Failure to Follow Up on Treatment
If your doctor recommends a course of treatment and you ignore their recommendation, your claim will very likely be denied. The SSA will figure that your condition is not sufficiently severe enough to warrant your following up on the treatment. They will assume that because you didn’t follow up on the treatment, your condition is not as severe as you have led your doctor to believe.
Failure to Cooperate With the SSA
Many of those who apply to the SSA for SSD are of a naturally cranky disposition. They are likely in pain and face an uncertain future. That being said, it isn’t a good idea to antagonize those who are processing your application. Regardless of how annoying they are, you will need to satisfy any request for more information. This might mean going back to your doctor and asking them to provide the SSA that your medical condition prevents you from working. It might mean going for more tests. It can be irritating because they might not have let on that they needed this information in the first place. You can feel like you’re being given the runaround and bouncing back and forth between the SSA and your doctor’s office. It’s part of the process, however, and you will need to satisfy their requests in order to receive your benefits.
If Your Disability Claim Is Denied, a Qualified Attorney Can Help With Your Social Security Disability Appeal

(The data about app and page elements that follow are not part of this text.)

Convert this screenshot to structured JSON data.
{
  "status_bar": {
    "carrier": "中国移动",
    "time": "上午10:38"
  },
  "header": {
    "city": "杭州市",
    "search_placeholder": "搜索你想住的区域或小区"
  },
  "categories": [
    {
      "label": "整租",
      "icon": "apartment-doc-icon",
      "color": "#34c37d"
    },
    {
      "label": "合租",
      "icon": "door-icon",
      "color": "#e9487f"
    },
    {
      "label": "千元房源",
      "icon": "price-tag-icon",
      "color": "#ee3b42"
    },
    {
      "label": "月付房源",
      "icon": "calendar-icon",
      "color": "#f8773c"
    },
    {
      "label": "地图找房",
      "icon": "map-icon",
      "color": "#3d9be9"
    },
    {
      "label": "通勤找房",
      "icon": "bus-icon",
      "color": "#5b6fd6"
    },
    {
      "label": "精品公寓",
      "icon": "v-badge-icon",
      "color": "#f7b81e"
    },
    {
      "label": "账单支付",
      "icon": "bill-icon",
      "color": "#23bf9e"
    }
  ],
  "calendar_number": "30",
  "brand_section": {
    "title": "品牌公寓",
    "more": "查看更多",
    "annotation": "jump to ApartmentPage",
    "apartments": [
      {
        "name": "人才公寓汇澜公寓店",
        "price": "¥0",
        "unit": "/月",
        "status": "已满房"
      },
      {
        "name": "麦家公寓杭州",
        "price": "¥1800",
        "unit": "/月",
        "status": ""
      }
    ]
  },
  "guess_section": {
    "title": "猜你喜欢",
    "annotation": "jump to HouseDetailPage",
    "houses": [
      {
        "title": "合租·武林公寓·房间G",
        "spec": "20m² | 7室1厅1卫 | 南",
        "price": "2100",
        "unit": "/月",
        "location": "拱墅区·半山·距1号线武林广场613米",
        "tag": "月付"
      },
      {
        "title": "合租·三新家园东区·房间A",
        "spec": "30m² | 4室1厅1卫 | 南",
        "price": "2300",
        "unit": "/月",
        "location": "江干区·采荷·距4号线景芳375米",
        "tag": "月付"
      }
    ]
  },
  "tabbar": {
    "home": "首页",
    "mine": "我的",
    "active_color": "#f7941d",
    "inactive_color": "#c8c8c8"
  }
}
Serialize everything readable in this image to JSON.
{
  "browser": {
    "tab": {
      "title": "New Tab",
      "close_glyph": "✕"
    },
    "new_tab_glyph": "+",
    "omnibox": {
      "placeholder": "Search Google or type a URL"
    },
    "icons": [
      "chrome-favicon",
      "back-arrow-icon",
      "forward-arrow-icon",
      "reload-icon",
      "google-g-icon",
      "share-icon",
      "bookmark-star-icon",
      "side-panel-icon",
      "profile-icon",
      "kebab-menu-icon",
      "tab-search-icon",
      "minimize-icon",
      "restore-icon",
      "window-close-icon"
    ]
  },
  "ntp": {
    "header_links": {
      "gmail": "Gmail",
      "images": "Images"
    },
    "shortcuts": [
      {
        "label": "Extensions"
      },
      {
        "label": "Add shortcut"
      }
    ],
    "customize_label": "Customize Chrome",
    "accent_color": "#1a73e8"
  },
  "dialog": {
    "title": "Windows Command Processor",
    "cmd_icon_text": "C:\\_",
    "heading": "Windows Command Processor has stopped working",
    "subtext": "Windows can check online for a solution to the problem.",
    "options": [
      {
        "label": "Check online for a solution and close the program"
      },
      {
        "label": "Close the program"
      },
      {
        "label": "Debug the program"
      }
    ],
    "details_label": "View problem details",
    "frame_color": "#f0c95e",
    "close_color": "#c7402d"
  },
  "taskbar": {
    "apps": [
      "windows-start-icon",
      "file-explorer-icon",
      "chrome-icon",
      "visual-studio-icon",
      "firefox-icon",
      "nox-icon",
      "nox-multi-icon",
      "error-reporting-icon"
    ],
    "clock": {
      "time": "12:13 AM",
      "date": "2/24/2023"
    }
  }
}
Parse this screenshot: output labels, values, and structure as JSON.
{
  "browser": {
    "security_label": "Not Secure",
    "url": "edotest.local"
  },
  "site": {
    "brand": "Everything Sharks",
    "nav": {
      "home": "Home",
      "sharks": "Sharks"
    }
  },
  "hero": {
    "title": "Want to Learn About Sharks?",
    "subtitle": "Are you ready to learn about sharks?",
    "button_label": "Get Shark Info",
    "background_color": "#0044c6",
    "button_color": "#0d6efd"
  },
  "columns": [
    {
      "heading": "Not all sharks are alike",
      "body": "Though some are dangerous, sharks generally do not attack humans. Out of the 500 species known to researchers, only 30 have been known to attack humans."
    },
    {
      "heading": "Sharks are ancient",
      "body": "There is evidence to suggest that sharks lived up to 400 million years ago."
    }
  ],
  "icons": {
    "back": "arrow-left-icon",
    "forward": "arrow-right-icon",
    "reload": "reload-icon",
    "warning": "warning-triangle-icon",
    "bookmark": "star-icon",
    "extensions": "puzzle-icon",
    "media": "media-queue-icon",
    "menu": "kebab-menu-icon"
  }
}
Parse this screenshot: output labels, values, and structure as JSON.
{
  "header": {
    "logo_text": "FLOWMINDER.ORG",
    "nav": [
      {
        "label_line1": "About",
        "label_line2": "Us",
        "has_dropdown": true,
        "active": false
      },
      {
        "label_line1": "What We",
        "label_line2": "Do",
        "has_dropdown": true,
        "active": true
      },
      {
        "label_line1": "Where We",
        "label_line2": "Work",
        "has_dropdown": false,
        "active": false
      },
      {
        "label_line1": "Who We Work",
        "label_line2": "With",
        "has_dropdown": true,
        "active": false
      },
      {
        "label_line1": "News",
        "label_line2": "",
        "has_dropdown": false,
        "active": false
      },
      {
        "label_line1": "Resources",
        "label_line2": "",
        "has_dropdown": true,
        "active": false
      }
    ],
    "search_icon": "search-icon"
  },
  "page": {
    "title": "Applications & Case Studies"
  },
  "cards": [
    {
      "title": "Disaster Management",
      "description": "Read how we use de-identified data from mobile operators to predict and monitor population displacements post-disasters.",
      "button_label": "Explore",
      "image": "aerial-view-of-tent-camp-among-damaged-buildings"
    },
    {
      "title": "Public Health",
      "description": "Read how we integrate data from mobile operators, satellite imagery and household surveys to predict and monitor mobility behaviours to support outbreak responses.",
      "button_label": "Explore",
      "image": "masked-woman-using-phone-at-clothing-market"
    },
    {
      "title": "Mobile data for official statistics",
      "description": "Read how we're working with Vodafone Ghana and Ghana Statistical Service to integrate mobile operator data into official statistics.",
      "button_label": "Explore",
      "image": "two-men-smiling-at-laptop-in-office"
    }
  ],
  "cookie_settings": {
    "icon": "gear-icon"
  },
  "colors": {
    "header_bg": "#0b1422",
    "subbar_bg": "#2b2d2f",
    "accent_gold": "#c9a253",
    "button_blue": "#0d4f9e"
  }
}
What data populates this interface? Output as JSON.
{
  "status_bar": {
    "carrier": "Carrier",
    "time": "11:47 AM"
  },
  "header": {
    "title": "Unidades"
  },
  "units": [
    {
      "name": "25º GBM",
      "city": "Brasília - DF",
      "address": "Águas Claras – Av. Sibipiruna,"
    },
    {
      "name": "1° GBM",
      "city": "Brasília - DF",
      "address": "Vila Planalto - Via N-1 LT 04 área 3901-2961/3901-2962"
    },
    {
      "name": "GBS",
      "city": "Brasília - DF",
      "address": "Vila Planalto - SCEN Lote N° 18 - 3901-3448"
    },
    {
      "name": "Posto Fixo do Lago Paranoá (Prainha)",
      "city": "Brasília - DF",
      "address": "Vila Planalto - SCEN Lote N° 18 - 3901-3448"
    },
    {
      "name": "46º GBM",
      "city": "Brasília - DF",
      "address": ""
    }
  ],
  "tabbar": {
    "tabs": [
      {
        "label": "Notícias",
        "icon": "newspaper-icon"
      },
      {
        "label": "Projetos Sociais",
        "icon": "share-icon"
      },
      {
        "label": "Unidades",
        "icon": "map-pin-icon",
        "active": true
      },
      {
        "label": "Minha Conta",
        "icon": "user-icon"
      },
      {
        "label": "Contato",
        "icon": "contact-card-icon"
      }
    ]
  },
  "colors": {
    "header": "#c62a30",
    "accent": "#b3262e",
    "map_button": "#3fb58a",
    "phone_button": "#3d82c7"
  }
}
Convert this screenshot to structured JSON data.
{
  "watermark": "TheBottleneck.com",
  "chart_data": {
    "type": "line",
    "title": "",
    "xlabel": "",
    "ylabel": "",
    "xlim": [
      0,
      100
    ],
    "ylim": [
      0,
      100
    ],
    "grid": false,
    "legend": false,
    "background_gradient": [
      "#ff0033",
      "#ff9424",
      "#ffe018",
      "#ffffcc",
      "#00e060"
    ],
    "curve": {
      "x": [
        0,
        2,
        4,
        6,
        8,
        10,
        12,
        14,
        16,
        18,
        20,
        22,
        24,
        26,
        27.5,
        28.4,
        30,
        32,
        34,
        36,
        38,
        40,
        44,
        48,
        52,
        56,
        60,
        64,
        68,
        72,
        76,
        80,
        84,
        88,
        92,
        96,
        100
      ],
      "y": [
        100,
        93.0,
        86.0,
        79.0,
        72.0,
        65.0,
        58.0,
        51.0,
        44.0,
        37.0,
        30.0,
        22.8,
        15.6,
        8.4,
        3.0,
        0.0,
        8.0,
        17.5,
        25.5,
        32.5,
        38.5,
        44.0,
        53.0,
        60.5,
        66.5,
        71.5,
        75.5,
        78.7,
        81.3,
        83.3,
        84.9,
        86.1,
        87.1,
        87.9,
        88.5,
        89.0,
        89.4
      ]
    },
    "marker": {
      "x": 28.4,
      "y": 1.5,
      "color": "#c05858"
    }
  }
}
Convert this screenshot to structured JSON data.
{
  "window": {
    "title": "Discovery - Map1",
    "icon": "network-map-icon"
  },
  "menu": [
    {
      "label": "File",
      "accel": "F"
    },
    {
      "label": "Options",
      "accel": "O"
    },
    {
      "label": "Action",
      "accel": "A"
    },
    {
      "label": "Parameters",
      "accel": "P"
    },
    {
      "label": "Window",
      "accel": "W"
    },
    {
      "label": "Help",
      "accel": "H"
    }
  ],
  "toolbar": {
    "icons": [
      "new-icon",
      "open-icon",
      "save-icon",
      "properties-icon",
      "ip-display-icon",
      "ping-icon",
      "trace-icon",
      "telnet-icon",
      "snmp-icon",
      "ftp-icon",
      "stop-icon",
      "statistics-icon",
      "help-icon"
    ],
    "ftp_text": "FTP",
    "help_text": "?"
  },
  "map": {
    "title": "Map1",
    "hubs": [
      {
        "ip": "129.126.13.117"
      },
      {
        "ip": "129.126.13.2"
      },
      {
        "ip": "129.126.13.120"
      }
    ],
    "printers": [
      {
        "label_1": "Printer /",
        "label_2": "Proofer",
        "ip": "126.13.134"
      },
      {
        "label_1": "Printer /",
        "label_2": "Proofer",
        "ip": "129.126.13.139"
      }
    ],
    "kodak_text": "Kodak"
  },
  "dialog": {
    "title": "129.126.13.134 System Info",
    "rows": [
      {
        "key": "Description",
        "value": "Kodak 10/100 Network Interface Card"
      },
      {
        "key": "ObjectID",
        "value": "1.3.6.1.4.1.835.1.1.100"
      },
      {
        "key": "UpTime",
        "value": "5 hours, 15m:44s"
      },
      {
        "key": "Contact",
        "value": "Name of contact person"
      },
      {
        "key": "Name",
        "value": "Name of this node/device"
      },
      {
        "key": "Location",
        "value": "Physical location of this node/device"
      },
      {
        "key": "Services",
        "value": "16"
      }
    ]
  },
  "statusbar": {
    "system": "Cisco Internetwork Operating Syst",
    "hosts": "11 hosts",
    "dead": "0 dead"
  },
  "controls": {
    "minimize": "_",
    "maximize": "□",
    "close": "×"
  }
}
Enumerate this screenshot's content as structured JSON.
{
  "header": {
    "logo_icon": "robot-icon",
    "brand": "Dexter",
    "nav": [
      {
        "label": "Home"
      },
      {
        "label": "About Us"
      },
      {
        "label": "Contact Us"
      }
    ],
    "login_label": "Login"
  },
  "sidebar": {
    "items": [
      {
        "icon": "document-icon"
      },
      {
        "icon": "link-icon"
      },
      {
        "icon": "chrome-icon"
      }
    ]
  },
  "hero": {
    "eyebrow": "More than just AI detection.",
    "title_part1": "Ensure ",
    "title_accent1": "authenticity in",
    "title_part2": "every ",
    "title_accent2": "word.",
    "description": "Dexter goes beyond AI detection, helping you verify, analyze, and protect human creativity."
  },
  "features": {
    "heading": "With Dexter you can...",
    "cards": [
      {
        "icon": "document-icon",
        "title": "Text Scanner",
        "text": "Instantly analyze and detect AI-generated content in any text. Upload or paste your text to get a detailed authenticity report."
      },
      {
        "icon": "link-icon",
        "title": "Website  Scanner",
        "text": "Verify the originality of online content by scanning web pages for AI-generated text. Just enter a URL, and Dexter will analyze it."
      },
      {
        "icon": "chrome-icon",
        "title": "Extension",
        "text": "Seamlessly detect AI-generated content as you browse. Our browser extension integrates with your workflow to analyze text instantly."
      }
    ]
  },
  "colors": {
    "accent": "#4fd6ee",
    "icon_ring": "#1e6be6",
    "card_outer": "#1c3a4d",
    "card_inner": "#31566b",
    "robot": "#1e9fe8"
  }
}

If your claim has been denied, it’s not a reason to give up or panic. The process of applying for disability is tricky and there’s a lot that most folks don’t know the first time around. That’s why only 30% of those who apply for SSD are granted benefits the first time around. Most of those are airtight cases.
Chances are, if you’ve been denied, your chances of winning an appeal go up exponentially if you have an attorney build your case for you. The legal team at the Law Office of Jack G. Lezman, PLLC have years of experience helping those with disabilities get the evidence you need to make your case.
A denial is not a final decision. You do have the right to appeal. It will take time, but with the right information supplied to the SSA, your case can be approved.
Have a Charlotte Disability Attorney Represent Your Claim
For nearly two decades, our team of legal professionals at the Law Office of Jack G. Lezman, PLLC
have been representing clients through all areas of Social Security disability law
and are prepared to help you appeal your denial. By gathering evidence through reviewing your medical and financial histories, and by keeping the focus on your needs, we can work together to assist you in forming a strong, logical appeal claim that the SSA will have difficulty overlooking.